*** MATERIAL SHOWN

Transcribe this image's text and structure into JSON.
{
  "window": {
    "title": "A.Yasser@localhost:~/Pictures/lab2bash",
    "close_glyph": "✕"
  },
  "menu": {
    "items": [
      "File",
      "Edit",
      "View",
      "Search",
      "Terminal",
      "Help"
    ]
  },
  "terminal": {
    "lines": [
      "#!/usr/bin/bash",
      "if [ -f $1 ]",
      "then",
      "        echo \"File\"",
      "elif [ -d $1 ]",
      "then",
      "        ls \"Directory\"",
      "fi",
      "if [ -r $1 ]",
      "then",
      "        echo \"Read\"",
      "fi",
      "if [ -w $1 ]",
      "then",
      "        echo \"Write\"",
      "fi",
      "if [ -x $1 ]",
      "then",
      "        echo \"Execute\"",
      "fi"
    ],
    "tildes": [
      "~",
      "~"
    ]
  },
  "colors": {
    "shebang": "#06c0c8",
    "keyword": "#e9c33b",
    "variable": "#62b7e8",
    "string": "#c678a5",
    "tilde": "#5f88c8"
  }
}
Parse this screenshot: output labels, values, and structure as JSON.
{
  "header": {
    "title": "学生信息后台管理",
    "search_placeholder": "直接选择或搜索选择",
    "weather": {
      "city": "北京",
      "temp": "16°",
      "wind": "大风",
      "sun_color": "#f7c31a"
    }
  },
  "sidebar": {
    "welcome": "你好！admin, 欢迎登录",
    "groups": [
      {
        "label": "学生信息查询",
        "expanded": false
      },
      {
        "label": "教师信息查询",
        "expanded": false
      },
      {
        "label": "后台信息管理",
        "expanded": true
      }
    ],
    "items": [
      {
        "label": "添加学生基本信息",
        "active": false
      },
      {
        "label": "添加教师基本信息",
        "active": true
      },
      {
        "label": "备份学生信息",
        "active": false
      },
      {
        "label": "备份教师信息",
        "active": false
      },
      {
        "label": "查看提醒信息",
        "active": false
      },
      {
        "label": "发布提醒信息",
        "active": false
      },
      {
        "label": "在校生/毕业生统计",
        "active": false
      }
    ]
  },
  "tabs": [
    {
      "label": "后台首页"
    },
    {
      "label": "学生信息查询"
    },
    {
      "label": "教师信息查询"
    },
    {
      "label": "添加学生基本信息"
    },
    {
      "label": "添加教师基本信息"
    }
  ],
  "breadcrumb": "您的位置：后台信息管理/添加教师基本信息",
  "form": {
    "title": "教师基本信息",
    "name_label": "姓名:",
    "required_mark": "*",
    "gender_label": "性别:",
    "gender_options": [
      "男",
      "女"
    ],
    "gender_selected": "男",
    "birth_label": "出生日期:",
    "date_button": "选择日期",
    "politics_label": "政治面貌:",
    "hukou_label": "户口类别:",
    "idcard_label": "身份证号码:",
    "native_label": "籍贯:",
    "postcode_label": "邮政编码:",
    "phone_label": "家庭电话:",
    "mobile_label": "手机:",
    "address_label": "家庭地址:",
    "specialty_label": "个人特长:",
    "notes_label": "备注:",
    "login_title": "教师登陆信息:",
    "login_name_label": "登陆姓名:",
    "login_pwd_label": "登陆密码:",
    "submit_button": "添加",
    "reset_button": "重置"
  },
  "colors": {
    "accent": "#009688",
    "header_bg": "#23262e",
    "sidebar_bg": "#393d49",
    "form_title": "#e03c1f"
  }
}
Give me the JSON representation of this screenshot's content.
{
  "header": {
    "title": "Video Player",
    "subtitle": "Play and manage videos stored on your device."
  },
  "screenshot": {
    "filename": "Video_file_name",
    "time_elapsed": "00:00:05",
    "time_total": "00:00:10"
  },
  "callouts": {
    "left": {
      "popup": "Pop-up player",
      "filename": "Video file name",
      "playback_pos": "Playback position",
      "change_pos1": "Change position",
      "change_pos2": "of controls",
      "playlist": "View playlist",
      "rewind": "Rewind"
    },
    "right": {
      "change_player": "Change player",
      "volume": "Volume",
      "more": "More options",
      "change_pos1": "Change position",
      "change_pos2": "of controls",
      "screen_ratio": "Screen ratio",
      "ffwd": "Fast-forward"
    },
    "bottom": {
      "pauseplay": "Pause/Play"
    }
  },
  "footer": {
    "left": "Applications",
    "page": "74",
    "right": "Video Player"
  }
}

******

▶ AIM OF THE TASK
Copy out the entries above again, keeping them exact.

▶ RESULT OF THE TASK
Transcribe this image's text and structure into JSON.
{
  "window": {
    "title": "A.Yasser@localhost:~/Pictures/lab2bash",
    "close_glyph": "✕"
  },
  "menu": {
    "items": [
      "File",
      "Edit",
      "View",
      "Search",
      "Terminal",
      "Help"
    ]
  },
  "terminal": {
    "lines": [
      "#!/usr/bin/bash",
      "if [ -f $1 ]",
      "then",
      "        echo \"File\"",
      "elif [ -d $1 ]",
      "then",
      "        ls \"Directory\"",
      "fi",
      "if [ -r $1 ]",
      "then",
      "        echo \"Read\"",
      "fi",
      "if [ -w $1 ]",
      "then",
      "        echo \"Write\"",
      "fi",
      "if [ -x $1 ]",
      "then",
      "        echo \"Execute\"",
      "fi"
    ],
    "tildes": [
      "~",
      "~"
    ]
  },
  "colors": {
    "shebang": "#06c0c8",
    "keyword": "#e9c33b",
    "variable": "#62b7e8",
    "string": "#c678a5",
    "tilde": "#5f88c8"
  }
}
Parse this screenshot: output labels, values, and structure as JSON.
{
  "header": {
    "title": "学生信息后台管理",
    "search_placeholder": "直接选择或搜索选择",
    "weather": {
      "city": "北京",
      "temp": "16°",
      "wind": "大风",
      "sun_color": "#f7c31a"
    }
  },
  "sidebar": {
    "welcome": "你好！admin, 欢迎登录",
    "groups": [
      {
        "label": "学生信息查询",
        "expanded": false
      },
      {
        "label": "教师信息查询",
        "expanded": false
      },
      {
        "label": "后台信息管理",
        "expanded": true
      }
    ],
    "items": [
      {
        "label": "添加学生基本信息",
        "active": false
      },
      {
        "label": "添加教师基本信息",
        "active": true
      },
      {
        "label": "备份学生信息",
        "active": false
      },
      {
        "label": "备份教师信息",
        "active": false
      },
      {
        "label": "查看提醒信息",
        "active": false
      },
      {
        "label": "发布提醒信息",
        "active": false
      },
      {
        "label": "在校生/毕业生统计",
        "active": false
      }
    ]
  },
  "tabs": [
    {
      "label": "后台首页"
    },
    {
      "label": "学生信息查询"
    },
    {
      "label": "教师信息查询"
    },
    {
      "label": "添加学生基本信息"
    },
    {
      "label": "添加教师基本信息"
    }
  ],
  "breadcrumb": "您的位置：后台信息管理/添加教师基本信息",
  "form": {
    "title": "教师基本信息",
    "name_label": "姓名:",
    "required_mark": "*",
    "gender_label": "性别:",
    "gender_options": [
      "男",
      "女"
    ],
    "gender_selected": "男",
    "birth_label": "出生日期:",
    "date_button": "选择日期",
    "politics_label": "政治面貌:",
    "hukou_label": "户口类别:",
    "idcard_label": "身份证号码:",
    "native_label": "籍贯:",
    "postcode_label": "邮政编码:",
    "phone_label": "家庭电话:",
    "mobile_label": "手机:",
    "address_label": "家庭地址:",
    "specialty_label": "个人特长:",
    "notes_label": "备注:",
    "login_title": "教师登陆信息:",
    "login_name_label": "登陆姓名:",
    "login_pwd_label": "登陆密码:",
    "submit_button": "添加",
    "reset_button": "重置"
  },
  "colors": {
    "accent": "#009688",
    "header_bg": "#23262e",
    "sidebar_bg": "#393d49",
    "form_title": "#e03c1f"
  }
}
Give me the JSON representation of this screenshot's content.
{
  "header": {
    "title": "Video Player",
    "subtitle": "Play and manage videos stored on your device."
  },
  "screenshot": {
    "filename": "Video_file_name",
    "time_elapsed": "00:00:05",
    "time_total": "00:00:10"
  },
  "callouts": {
    "left": {
      "popup": "Pop-up player",
      "filename": "Video file name",
      "playback_pos": "Playback position",
      "change_pos1": "Change position",
      "change_pos2": "of controls",
      "playlist": "View playlist",
      "rewind": "Rewind"
    },
    "right": {
      "change_player": "Change player",
      "volume": "Volume",
      "more": "More options",
      "change_pos1": "Change position",
      "change_pos2": "of controls",
      "screen_ratio": "Screen ratio",
      "ffwd": "Fast-forward"
    },
    "bottom": {
      "pauseplay": "Pause/Play"
    }
  },
  "footer": {
    "left": "Applications",
    "page": "74",
    "right": "Video Player"
  }
}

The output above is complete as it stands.